Yesterday we reported on the NBA’s plan to re-open team facilities in certain areas that had sufficiently relaxed their Coronavirus lockdowns. That plan didn’t last long. ESPN is reporting today that the league has delayed their plan to allow players to utilize team facilities until May 8.
The primary reason for the change according to ESPN is that the Atlanta Hawks got wobbly about the idea. Georgia has relaxed their Coronavirus house arrest and Hawks President of Basketball Operations and General Manager Travis Schlenk is wringing his hands:
“We are going to wait and see what happens in the state over the couple weeks. If there’s a positive response, we’ll slowly open up. If it’s a negative response, we’ll make sure our staff and players remain healthy.”
For some bizarre reason, no one wants to be the first to re-open team facilities. On a macro level, it doesn’t look as if any North American sport wants to take the lead in the resumption of play. The NBA is supposedly ‘waiting for more clarity’ before they make a decision.
The NBA memo quoted by ESPN is borderline comical in its social distancing mandates:
ESPN obtained a 16-page league memo on Monday that detailed to teams the requirements of reopening facilities, including allowing only four players in a facility at one time and having only one staff member supervising. No coaches are to be allowed in the workouts with players, the memo said. A distance of 12 feet must be kept among individuals on the court.
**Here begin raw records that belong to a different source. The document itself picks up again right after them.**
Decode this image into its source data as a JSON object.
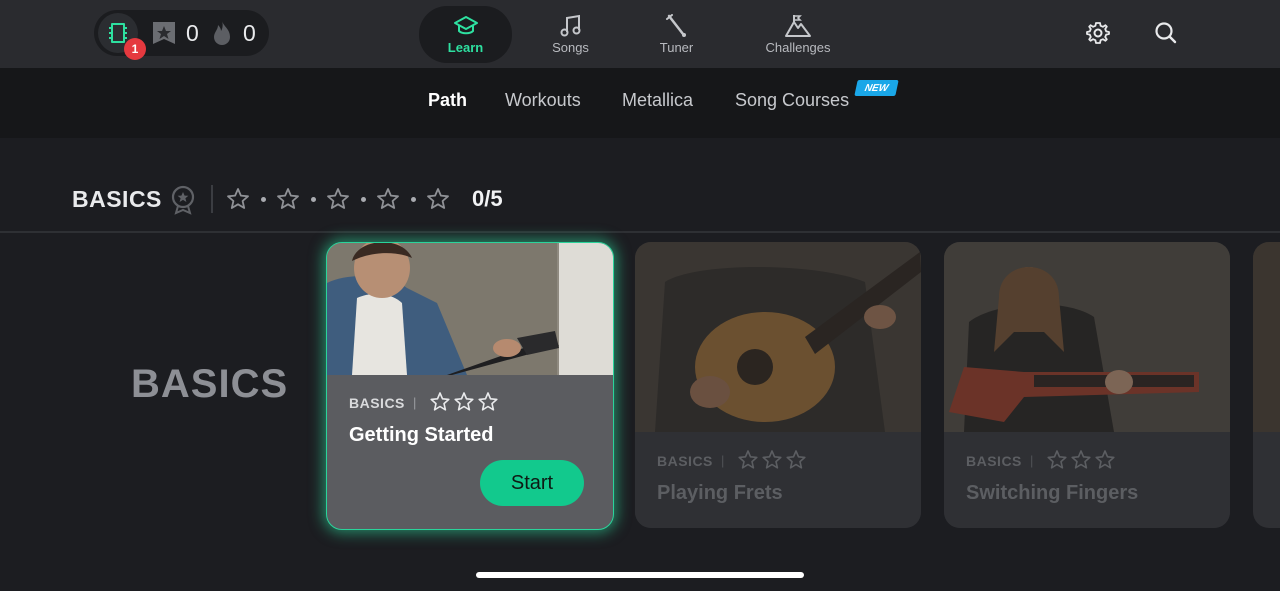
{
  "header": {
    "notification_count": "1",
    "stars": "0",
    "streak": "0",
    "tabs": [
      {
        "label": "Learn",
        "icon": "graduation-cap-icon",
        "active": true
      },
      {
        "label": "Songs",
        "icon": "music-note-icon",
        "active": false
      },
      {
        "label": "Tuner",
        "icon": "tuner-icon",
        "active": false
      },
      {
        "label": "Challenges",
        "icon": "challenges-icon",
        "active": false
      }
    ],
    "settings_icon": "gear-icon",
    "search_icon": "search-icon"
  },
  "subnav": {
    "items": [
      {
        "label": "Path",
        "active": true
      },
      {
        "label": "Workouts",
        "active": false
      },
      {
        "label": "Metallica",
        "active": false
      },
      {
        "label": "Song Courses",
        "active": false
      }
    ],
    "new_badge": "NEW"
  },
  "progress": {
    "section_title": "BASICS",
    "count": "0/5",
    "stars_earned": 0,
    "stars_total": 5
  },
  "section_label": "BASICS",
  "cards": [
    {
      "category": "BASICS",
      "title": "Getting Started",
      "button": "Start",
      "active": true
    },
    {
      "category": "BASICS",
      "title": "Playing Frets",
      "active": false
    },
    {
      "category": "BASICS",
      "title": "Switching Fingers",
      "active": false
    }
  ],
  "colors": {
    "accent": "#2ee0a0",
    "button": "#12c98d",
    "badge_red": "#e5393f",
    "new_blue": "#1aa7e8",
    "background": "#1c1d21"
  }
}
One team president told ESPN:
“There has been a concern that players could start flocking to states that are reopening.”
Which was the NBA’s point in re-opening facilities in the first place. The rationale was that players would flock to these states anyway and end up practicing in facilities that aren’t up to the league’s high standards of cleanliness and sanitation. Players would be much safer in team facilities than at the local 24 Hour Fitness location. Of course they can’t do that either–more strangeness from the NBA as they’ve prohibited players from using public gymnasiums or training facilities during the league shutdown.